[[ Given records open ]]
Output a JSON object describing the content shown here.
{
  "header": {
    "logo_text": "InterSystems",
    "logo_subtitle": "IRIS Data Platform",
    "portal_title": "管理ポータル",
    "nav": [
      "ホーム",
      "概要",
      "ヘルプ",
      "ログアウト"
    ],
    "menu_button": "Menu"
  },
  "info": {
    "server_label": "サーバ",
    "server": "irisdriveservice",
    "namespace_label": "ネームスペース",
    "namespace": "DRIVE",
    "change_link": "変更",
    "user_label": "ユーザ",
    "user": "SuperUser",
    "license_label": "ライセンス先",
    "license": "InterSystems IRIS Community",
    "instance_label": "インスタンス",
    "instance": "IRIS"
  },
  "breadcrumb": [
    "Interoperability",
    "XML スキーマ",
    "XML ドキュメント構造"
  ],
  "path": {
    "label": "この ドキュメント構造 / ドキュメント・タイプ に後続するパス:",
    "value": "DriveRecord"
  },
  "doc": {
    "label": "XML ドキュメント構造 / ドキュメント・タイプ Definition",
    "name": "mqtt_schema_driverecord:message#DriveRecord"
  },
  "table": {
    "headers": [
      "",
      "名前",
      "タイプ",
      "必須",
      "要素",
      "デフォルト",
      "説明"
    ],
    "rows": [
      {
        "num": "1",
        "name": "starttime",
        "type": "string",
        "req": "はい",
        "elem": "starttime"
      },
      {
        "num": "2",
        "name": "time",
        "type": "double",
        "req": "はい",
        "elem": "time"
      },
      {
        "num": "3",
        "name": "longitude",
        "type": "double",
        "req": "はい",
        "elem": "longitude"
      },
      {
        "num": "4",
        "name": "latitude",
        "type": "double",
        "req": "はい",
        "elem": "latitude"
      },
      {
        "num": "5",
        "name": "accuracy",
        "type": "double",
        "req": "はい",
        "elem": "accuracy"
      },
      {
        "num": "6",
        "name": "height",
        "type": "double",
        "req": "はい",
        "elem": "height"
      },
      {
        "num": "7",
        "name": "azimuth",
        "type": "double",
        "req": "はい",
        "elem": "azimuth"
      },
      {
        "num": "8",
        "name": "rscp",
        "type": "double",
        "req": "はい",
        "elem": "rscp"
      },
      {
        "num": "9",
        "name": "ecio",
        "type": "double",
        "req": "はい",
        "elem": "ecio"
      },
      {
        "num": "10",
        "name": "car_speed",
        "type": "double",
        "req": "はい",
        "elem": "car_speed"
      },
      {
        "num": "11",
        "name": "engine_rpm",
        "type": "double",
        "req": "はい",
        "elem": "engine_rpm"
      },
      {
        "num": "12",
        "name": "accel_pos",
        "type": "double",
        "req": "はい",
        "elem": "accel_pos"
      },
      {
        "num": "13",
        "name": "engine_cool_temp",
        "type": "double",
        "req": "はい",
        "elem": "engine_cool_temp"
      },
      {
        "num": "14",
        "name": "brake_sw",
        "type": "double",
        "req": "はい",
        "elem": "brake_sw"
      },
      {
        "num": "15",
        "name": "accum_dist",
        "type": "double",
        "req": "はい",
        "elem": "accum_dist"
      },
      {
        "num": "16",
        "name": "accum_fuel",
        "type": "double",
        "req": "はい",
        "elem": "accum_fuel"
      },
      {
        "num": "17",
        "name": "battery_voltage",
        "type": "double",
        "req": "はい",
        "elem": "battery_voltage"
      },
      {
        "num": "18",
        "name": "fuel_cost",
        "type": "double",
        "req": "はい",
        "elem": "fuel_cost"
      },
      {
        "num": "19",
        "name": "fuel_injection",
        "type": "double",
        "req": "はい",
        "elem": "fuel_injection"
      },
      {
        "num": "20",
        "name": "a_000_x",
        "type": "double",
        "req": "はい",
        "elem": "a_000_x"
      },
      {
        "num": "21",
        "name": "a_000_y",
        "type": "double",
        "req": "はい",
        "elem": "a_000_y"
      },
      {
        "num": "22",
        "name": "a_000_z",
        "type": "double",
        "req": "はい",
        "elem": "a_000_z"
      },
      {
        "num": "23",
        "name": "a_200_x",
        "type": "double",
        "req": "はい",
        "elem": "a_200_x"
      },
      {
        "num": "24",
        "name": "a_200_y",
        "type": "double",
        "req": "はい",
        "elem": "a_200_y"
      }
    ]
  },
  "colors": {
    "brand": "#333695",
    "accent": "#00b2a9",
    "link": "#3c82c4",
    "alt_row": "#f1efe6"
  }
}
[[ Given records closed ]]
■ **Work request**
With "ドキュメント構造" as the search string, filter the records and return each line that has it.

■ **Your solution**
    "XML ドキュメント構造"
    "label": "この ドキュメント構造 / ドキュメント・タイプ に後続するパス:",
    "label": "XML ドキュメント構造 / ドキュメント・タイプ Definition",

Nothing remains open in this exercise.